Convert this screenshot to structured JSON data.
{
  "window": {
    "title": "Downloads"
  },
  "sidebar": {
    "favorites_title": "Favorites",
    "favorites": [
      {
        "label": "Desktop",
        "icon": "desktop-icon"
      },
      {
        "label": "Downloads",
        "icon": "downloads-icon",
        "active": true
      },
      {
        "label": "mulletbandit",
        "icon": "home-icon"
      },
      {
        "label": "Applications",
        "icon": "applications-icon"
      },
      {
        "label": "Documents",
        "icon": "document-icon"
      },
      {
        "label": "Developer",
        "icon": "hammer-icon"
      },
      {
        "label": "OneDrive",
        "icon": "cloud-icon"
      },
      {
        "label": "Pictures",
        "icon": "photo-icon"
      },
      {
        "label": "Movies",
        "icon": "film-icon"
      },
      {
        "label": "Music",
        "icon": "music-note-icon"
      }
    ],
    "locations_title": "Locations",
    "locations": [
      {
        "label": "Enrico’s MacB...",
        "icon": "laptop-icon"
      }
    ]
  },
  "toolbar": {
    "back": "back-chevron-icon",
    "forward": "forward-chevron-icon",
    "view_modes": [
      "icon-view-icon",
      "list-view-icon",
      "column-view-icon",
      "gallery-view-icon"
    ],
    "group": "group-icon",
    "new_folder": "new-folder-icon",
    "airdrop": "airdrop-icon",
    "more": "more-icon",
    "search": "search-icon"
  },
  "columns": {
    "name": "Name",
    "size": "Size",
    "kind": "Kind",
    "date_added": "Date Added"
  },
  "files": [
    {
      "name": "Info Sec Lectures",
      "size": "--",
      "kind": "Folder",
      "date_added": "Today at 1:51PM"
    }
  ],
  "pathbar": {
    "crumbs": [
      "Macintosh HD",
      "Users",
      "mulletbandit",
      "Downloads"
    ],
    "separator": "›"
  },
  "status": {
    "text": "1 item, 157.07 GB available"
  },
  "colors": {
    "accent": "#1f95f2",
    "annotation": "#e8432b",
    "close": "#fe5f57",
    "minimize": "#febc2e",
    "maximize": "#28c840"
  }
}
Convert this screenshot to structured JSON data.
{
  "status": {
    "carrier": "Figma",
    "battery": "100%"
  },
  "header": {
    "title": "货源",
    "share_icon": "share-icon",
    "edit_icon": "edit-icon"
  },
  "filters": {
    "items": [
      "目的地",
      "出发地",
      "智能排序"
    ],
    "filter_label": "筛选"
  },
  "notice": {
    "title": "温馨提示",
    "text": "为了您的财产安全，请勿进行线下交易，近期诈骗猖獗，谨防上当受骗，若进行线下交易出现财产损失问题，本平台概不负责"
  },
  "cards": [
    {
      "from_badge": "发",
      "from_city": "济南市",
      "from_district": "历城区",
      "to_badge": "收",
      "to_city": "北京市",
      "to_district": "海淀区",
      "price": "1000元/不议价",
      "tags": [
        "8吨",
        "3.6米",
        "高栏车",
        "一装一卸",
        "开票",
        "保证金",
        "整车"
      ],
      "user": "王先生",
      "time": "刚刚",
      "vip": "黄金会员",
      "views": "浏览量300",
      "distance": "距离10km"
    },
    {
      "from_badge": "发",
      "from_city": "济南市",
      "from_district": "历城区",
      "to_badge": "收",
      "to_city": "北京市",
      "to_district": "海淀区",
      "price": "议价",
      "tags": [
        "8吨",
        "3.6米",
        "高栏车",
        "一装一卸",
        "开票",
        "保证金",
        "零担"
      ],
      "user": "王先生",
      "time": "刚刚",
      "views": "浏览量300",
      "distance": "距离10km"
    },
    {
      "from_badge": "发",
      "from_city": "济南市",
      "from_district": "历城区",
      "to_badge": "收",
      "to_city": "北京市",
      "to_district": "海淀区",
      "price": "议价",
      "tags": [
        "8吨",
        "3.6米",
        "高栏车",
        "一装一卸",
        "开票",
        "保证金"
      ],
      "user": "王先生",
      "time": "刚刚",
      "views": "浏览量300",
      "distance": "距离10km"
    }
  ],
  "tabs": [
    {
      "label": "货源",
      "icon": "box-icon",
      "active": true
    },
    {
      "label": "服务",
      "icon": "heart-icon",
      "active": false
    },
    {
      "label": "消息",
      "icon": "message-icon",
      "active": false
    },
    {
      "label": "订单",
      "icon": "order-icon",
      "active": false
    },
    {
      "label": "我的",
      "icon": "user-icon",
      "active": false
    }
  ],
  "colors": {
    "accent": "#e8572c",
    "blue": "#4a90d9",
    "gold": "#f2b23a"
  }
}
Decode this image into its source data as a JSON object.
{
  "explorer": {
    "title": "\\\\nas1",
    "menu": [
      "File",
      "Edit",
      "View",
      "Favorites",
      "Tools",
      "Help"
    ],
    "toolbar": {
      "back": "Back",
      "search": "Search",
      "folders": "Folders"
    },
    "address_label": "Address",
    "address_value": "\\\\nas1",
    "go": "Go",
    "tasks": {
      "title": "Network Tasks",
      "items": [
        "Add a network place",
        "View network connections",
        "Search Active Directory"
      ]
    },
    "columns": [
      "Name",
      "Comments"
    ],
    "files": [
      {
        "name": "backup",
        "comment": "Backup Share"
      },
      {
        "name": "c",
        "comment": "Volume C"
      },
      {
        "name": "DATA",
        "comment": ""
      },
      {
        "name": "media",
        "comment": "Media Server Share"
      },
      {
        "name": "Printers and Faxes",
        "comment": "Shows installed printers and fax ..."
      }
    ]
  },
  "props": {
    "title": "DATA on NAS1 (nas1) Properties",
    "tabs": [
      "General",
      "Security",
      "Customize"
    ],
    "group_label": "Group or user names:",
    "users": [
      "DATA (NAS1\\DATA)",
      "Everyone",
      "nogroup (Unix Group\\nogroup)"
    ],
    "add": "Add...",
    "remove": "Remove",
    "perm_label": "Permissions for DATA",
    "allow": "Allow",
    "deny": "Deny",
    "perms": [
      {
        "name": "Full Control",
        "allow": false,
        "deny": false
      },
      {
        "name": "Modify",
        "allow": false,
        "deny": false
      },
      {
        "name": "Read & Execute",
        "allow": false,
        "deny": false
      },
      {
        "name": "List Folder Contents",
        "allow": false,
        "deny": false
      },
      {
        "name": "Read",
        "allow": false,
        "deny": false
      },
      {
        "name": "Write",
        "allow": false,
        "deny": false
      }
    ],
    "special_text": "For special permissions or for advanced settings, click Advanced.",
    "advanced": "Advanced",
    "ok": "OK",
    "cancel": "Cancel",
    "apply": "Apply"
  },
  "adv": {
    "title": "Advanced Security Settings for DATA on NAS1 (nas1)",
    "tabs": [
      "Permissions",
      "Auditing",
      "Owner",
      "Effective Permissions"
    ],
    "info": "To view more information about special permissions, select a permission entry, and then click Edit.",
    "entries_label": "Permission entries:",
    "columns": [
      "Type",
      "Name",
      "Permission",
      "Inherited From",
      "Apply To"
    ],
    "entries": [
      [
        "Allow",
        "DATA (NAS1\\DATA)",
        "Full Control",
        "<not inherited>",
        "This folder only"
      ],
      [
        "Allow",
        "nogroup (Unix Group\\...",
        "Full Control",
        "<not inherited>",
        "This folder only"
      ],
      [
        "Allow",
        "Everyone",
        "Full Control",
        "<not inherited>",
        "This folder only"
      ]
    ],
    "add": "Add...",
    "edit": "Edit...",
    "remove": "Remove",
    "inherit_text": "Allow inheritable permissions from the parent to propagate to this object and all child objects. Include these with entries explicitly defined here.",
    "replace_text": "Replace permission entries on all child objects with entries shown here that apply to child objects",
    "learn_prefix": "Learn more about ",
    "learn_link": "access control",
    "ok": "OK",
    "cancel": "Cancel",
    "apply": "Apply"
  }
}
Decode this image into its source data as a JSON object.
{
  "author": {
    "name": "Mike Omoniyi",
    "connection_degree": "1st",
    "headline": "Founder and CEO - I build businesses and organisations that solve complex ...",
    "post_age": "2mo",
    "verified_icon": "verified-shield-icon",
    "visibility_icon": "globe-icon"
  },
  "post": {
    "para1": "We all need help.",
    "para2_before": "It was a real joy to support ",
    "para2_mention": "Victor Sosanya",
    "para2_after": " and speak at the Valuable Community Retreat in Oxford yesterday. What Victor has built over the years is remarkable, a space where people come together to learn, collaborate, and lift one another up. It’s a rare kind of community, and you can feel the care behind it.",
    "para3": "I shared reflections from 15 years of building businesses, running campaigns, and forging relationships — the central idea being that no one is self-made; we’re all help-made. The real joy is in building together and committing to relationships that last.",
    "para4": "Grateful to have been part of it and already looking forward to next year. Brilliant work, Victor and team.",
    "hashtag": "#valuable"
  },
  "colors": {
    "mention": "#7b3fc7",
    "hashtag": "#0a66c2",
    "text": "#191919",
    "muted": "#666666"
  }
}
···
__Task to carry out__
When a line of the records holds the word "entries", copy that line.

__Result of the task__
    "entries_label": "Permission entries:",
    "entries": [
    "inherit_text": "Allow inheritable permissions from the parent to propagate to this object and all child objects. Include these with entries explicitly defined here.",
    "replace_text": "Replace permission entries on all child objects with entries shown here that apply to child objects",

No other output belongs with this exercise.